getmorefigures.php?uid=PMC4589339&req=5

pone.0136519.g005: The modular heating disc configuration and the integrated wireless temperature module.
Mentions: To demonstrate the capability of the proposed micro-power generator, localized heating on the microfluidic CD was implemented in this work. A heating element was implemented to heat specific areas of the platform. In this experiment, a modular heating disc consisting of a heating element and wireless temperature monitor was stacked on top of the micro-power generator disc (Fig 5). The circuits on the two discs were connected using insulated 18 American Wire Gauge (AWG) copper wires (Fig 5B). The heating element was made from 40 AWG Nickel Chromium wire with resistance of 555 Ω, woven on a Pressure Sensitive Adhesive (PSA) film (Fig 5A). The heating element was electrically insulated with Kapton film which is able to withstand high temperature. To monitor the temperature change caused by the heating element, a digital temperature monitoring system was embedded onto the platform. The temperature monitoring system consists of an ADT7420 digital temperature sensor connected to an ATMEGA328PU microcontroller. Temperature readings were sampled every 240 milliseconds by the ADT7420 and sent to the microcontroller using Two-Wire-Interface (TWI) protocol. The microcontroller the processes the readings and wirelessly-transmits the temperature data to a remote temperature monitoring computer using a pair of ZigBee modules (see Fig 5B). A lithium polymer battery was used to power the microcontroller and the ZigBee module to ensure continuous data transmission. Temperature data received by the remote computer were monitored and recorded using RealTerm terminal program.

Bottom Line: We have successfully demonstrated that at the spinning speed of 800 revolutions per minute (RPM) the piezoelectric film-based generator is able to produce up to 24 microwatts using 6 sets of films and the magnetic induction-based generator is capable of producing up to 125 milliwatts using 6 stacks of coil.The heating system was able to achieve a temperature of 58.62 °C at 2200 RPM.This development of lab-on-a-disc micro power generators preserves the portability standards and enhances the future biomedical applications of centrifugal microfluidic platforms.

View Article: PubMed Central - PubMed

Affiliation: Department of Biomedical Engineering, Faculty of Engineering, University of Malaya, Kuala Lumpur, Malaysia; Centre for Innovations in Medical Engineering, Faculty of Engineering, University of Malaya, Kuala Lumpur, Malaysia.

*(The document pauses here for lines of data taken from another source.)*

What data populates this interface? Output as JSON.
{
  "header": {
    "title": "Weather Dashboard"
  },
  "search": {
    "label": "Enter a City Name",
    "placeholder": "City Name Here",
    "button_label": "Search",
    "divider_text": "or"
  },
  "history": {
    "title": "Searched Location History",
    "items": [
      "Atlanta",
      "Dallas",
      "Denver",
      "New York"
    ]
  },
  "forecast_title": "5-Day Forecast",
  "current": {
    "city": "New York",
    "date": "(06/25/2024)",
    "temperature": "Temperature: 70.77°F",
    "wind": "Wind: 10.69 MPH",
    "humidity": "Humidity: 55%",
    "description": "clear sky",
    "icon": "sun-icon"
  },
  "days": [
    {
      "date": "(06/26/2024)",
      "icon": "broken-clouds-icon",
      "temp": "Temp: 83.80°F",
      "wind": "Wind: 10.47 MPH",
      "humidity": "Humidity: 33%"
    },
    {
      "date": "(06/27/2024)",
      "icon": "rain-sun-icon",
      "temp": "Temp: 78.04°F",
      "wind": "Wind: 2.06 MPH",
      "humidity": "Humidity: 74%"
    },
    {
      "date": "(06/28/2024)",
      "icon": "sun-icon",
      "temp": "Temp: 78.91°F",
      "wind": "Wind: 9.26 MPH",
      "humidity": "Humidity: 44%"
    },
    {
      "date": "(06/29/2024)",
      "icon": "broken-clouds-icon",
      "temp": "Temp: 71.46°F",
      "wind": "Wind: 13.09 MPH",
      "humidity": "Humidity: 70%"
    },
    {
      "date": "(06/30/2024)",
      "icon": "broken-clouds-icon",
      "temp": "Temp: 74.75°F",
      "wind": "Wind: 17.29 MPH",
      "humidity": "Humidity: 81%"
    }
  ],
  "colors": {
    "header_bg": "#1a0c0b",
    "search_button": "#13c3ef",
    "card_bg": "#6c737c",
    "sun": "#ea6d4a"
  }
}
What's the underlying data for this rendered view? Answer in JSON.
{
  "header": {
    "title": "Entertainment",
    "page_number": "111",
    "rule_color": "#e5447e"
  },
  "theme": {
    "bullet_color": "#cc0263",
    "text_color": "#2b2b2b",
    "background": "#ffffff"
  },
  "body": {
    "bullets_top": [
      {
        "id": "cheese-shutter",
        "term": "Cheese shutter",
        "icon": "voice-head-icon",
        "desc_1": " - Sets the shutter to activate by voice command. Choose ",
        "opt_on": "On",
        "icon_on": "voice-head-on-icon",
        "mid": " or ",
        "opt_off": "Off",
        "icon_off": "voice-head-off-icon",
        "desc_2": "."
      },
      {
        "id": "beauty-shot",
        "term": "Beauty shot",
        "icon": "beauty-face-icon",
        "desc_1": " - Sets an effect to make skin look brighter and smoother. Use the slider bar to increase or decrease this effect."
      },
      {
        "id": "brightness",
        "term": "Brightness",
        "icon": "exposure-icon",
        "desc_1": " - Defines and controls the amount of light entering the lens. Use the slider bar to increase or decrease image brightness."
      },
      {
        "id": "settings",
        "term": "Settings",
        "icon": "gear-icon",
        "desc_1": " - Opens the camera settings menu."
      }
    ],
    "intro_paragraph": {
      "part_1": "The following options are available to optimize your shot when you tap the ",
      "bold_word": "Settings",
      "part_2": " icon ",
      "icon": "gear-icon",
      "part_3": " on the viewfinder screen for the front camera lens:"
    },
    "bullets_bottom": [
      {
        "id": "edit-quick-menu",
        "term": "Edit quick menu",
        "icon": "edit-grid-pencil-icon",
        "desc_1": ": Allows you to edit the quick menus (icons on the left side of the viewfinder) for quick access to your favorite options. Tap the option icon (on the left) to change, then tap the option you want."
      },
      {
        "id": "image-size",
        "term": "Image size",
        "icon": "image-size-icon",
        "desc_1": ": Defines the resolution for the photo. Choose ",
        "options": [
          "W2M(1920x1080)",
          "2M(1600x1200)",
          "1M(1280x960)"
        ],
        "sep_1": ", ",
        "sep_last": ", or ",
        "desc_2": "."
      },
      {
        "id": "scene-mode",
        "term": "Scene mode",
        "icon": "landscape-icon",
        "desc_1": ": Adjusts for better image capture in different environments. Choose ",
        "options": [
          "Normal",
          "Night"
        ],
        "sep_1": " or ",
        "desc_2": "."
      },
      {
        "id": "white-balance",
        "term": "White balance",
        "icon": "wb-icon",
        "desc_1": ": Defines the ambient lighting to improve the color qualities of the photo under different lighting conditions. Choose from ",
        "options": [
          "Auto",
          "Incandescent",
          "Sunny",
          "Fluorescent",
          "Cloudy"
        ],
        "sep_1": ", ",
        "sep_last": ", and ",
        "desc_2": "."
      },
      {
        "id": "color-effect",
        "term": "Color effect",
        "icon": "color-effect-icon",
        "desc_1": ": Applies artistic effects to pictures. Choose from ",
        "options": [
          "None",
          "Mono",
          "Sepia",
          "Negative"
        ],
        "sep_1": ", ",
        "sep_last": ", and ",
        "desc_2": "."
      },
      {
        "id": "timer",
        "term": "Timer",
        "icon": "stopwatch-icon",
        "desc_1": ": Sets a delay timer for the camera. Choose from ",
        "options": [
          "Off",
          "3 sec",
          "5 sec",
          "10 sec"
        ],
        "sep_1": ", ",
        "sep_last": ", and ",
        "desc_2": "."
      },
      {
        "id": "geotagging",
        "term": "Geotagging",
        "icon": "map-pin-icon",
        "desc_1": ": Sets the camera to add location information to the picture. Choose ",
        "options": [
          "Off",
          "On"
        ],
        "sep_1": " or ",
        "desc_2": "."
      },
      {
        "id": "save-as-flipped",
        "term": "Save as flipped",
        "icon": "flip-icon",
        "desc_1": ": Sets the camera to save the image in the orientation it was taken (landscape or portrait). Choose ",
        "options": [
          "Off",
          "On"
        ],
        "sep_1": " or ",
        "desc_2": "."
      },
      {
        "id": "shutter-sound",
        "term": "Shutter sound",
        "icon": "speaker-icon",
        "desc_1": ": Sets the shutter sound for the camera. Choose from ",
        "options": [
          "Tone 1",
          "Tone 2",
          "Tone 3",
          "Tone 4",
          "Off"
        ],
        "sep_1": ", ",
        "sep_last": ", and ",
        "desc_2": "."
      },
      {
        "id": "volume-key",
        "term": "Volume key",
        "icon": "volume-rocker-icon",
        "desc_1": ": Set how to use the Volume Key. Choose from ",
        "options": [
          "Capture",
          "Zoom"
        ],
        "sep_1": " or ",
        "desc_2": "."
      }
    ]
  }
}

ABSTRACT
The development of micro-power generators for centrifugal microfluidic discs enhances the platform as a green point-of-care diagnostic system and eliminates the need for attaching external peripherals to the disc. In this work, we present micro-power generators that harvest energy from the disc's rotational movement to power biomedical applications on the disc. To implement these ideas, we developed two types of micro-power generators using piezoelectric films and an electromagnetic induction system. The piezoelectric-based generator takes advantage of the film's vibration during the disc's rotational motion, whereas the electromagnetic induction-based generator operates on the principle of current generation in stacks of coil exposed to varying magnetic flux. We have successfully demonstrated that at the spinning speed of 800 revolutions per minute (RPM) the piezoelectric film-based generator is able to produce up to 24 microwatts using 6 sets of films and the magnetic induction-based generator is capable of producing up to 125 milliwatts using 6 stacks of coil. As a proof of concept, a custom made localized heating system was constructed to test the capability of the magnetic induction-based generator. The heating system was able to achieve a temperature of 58.62 °C at 2200 RPM. This development of lab-on-a-disc micro power generators preserves the portability standards and enhances the future biomedical applications of centrifugal microfluidic platforms.

No MeSH data available.